The Birth of First Muscle Cars
Already about 100 years, technological competition and sales of various types of cars into a business that demanded a lot of people. Market hectic buying and selling a car can not be separated from the history of the emergence of automobile racing. Racing Car also experience innovation, not only in circuit race, but it appears that street racing cars then often known as muscle cars.
Two types of motor sport has a very important role in muscle car history. One is the stock-car racing, which began to emerge as some "good old friends" to form the National Association for Stock Car Auto Racing in 1947.
Inspired by the runner turbo cars are identical with booze and their ability to avoid the police. The first NASCAR race track dimuali on the beach. These events draw the crowds, and soon became a thriving business. Then came a variety of other organizations, such as the American Automobile Clubs, began encouraging them to invest in car racing.
The emergence of Drag Racing, meanwhile, pulled its own fans. This competition is held in a quarter-mile acceleration comes with street racing informal (and illegal) are associated with hot rodders, shade tree mechanic who turned out the old and the Model T Ford Model A fast, exciting road cars. Drag racing has gained momentum in 1951 when the National Hot Rod Association was formed in - car-crazy Southern California. At the same time, the head of the Wally Parks NHRA Hot Rod magazines began to promote the sport and performance-tuned street car. The early '50s also saw the debut of Motor Trend and other car-enthusiast magazines, the first of many.
Growing public interest in speed and power gave birth to what many consider the first muscle car, 1949 Oldsmobile Rocket 88. It is a car enthusiast can understand the heat: a powerful new engine in the Olds lighter body. And the machine was successful: the first American high-compression overhead-valve V-8, the results of research at General Motors began well before the war. Although GM's Cadillac Division introduced a similar V-8 for '49 is the smallest, fleeter Olds 88s that captured public attention, especially when they begin to dominate stock car racing.
Because of the success in Detroit never goes unmatched for a long time, the rocket soon have a competitor showroom 88s and horse racing. In 1955, nearly all U.S. plant offers lightweight, efficient V-8. Two legends of the best performance yet for this day. One is the Chrysler Hemi Corporation, first in 1951 and named for the environment or semi-hemispherical shape of the combustion chamber. No less significant is the 1955 Chevrolet small-block V-8, the project so successful that the basic concepts are still in production techniques. But the horse race is not always about pure speed. Detroit soon learns the importance of hot cars to give their name and marketing direction combined with enthusiasm for tire smoke.

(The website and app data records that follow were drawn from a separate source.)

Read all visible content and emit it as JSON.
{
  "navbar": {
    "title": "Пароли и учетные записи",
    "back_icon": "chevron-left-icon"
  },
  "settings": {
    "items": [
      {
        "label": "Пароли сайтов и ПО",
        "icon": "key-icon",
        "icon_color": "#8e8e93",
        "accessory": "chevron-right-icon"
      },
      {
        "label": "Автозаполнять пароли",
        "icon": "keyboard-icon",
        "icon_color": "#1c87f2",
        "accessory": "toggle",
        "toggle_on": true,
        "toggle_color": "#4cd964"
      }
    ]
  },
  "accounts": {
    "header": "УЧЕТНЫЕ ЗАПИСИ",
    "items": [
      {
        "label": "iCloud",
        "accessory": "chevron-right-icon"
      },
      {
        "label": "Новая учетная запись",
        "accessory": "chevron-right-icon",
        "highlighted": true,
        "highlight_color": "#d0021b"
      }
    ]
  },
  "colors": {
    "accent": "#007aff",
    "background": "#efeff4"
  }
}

Because bigger is better in 50 Fabulous, wearing a Detroit car pounds and inches every year, requiring larger machines just to maintain the level of acceleration. But many buyers are still willing to buy a speeding, and automakers have responded with all sorts of performance improvements and weight of power sharing option increases. Most were developed only to meet racing rules - and the car company proud. Rarely ordered by the major buyers, these "pieces of speed," but promoted an image of improved sales performance.
So, Dodge, for example, offered powered-up "D-500" engines for all models in its line in 1956, including bottom-line of lightweight two-door sedan - which, of course, is the selection of pilots.Brand performance of other hardware prominently displayed in a limited edition model. Chrysler led the way with the 1955 C-300, fusion inspired Hemi power and pitfalls of luxury cars is quickly becoming the new NASCAR star. With 300 horsepower, it was just announced as "the most powerful car in America."
300B next year to achieve the ideals of engineering a long-sought power per cubic centimeter of engine displacement. For 1957, Chevrolet leadfoot lured buyers with fuel injection are available, Ford and Studebaker, supercharged. Pontiac offered both fuel injection and "Tri-Power" (three two-barrel carburetors). Even Hudson problematic, limited to the big 6-cylinder and 1954, succeeded in winning the NASCAR "Twin-H Power" dual carbs and varieties, plus hot "7-X" factory race.
All of these muscles screeched to a halt in early 1957. Detroit, through their Automobile Manufacturers Association, agreed to "ban" imposed himself on the ads factory racing and performance-oriented sponsored. Public, the industry was subject to pressure from increasingly vocal lobby security. Private, business as usual.
Engineers continue to work in a hotter engine and other under the table-of-race support, hoping that high performance is politically correct again soon. They were right, because you'll see the next page.